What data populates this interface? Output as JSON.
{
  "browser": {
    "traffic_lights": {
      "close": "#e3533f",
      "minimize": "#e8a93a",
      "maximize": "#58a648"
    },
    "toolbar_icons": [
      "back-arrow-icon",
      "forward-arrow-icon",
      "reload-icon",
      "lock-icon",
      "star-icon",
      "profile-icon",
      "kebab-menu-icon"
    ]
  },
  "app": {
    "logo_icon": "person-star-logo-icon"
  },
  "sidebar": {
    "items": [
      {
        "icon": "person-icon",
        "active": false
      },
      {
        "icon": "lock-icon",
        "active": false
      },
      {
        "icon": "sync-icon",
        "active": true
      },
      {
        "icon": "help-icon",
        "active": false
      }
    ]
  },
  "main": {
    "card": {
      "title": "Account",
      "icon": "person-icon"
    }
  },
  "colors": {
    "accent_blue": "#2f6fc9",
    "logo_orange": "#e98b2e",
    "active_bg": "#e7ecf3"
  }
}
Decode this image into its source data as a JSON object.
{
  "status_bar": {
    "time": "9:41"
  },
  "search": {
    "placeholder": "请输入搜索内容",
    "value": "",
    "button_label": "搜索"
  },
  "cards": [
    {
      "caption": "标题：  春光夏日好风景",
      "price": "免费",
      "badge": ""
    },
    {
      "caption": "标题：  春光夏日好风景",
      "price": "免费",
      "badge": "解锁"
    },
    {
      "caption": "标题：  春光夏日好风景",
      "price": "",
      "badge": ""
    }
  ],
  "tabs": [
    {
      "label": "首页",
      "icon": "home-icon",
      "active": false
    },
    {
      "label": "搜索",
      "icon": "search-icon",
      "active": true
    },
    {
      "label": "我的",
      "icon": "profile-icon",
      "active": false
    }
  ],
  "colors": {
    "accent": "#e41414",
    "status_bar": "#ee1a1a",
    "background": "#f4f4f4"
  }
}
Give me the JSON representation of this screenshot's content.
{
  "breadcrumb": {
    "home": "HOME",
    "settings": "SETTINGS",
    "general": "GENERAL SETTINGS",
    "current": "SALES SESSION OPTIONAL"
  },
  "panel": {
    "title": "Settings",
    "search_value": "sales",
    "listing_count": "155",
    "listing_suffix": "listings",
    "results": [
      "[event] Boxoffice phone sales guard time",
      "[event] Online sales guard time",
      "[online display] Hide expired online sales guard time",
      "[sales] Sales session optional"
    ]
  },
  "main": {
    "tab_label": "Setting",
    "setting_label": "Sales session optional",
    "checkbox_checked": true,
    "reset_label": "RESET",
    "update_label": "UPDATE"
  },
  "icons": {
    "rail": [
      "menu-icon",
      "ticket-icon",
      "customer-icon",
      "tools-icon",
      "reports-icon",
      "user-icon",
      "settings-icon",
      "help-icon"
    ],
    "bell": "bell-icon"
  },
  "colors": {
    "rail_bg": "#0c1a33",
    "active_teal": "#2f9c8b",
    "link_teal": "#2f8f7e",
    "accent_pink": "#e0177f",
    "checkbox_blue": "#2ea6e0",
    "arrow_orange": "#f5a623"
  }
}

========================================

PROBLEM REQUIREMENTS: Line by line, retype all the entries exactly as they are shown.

WRITTEN SOLUTION:
What data populates this interface? Output as JSON.
{
  "browser": {
    "traffic_lights": {
      "close": "#e3533f",
      "minimize": "#e8a93a",
      "maximize": "#58a648"
    },
    "toolbar_icons": [
      "back-arrow-icon",
      "forward-arrow-icon",
      "reload-icon",
      "lock-icon",
      "star-icon",
      "profile-icon",
      "kebab-menu-icon"
    ]
  },
  "app": {
    "logo_icon": "person-star-logo-icon"
  },
  "sidebar": {
    "items": [
      {
        "icon": "person-icon",
        "active": false
      },
      {
        "icon": "lock-icon",
        "active": false
      },
      {
        "icon": "sync-icon",
        "active": true
      },
      {
        "icon": "help-icon",
        "active": false
      }
    ]
  },
  "main": {
    "card": {
      "title": "Account",
      "icon": "person-icon"
    }
  },
  "colors": {
    "accent_blue": "#2f6fc9",
    "logo_orange": "#e98b2e",
    "active_bg": "#e7ecf3"
  }
}
Decode this image into its source data as a JSON object.
{
  "status_bar": {
    "time": "9:41"
  },
  "search": {
    "placeholder": "请输入搜索内容",
    "value": "",
    "button_label": "搜索"
  },
  "cards": [
    {
      "caption": "标题：  春光夏日好风景",
      "price": "免费",
      "badge": ""
    },
    {
      "caption": "标题：  春光夏日好风景",
      "price": "免费",
      "badge": "解锁"
    },
    {
      "caption": "标题：  春光夏日好风景",
      "price": "",
      "badge": ""
    }
  ],
  "tabs": [
    {
      "label": "首页",
      "icon": "home-icon",
      "active": false
    },
    {
      "label": "搜索",
      "icon": "search-icon",
      "active": true
    },
    {
      "label": "我的",
      "icon": "profile-icon",
      "active": false
    }
  ],
  "colors": {
    "accent": "#e41414",
    "status_bar": "#ee1a1a",
    "background": "#f4f4f4"
  }
}
Give me the JSON representation of this screenshot's content.
{
  "breadcrumb": {
    "home": "HOME",
    "settings": "SETTINGS",
    "general": "GENERAL SETTINGS",
    "current": "SALES SESSION OPTIONAL"
  },
  "panel": {
    "title": "Settings",
    "search_value": "sales",
    "listing_count": "155",
    "listing_suffix": "listings",
    "results": [
      "[event] Boxoffice phone sales guard time",
      "[event] Online sales guard time",
      "[online display] Hide expired online sales guard time",
      "[sales] Sales session optional"
    ]
  },
  "main": {
    "tab_label": "Setting",
    "setting_label": "Sales session optional",
    "checkbox_checked": true,
    "reset_label": "RESET",
    "update_label": "UPDATE"
  },
  "icons": {
    "rail": [
      "menu-icon",
      "ticket-icon",
      "customer-icon",
      "tools-icon",
      "reports-icon",
      "user-icon",
      "settings-icon",
      "help-icon"
    ],
    "bell": "bell-icon"
  },
  "colors": {
    "rail_bg": "#0c1a33",
    "active_teal": "#2f9c8b",
    "link_teal": "#2f8f7e",
    "accent_pink": "#e0177f",
    "checkbox_blue": "#2ea6e0",
    "arrow_orange": "#f5a623"
  }
}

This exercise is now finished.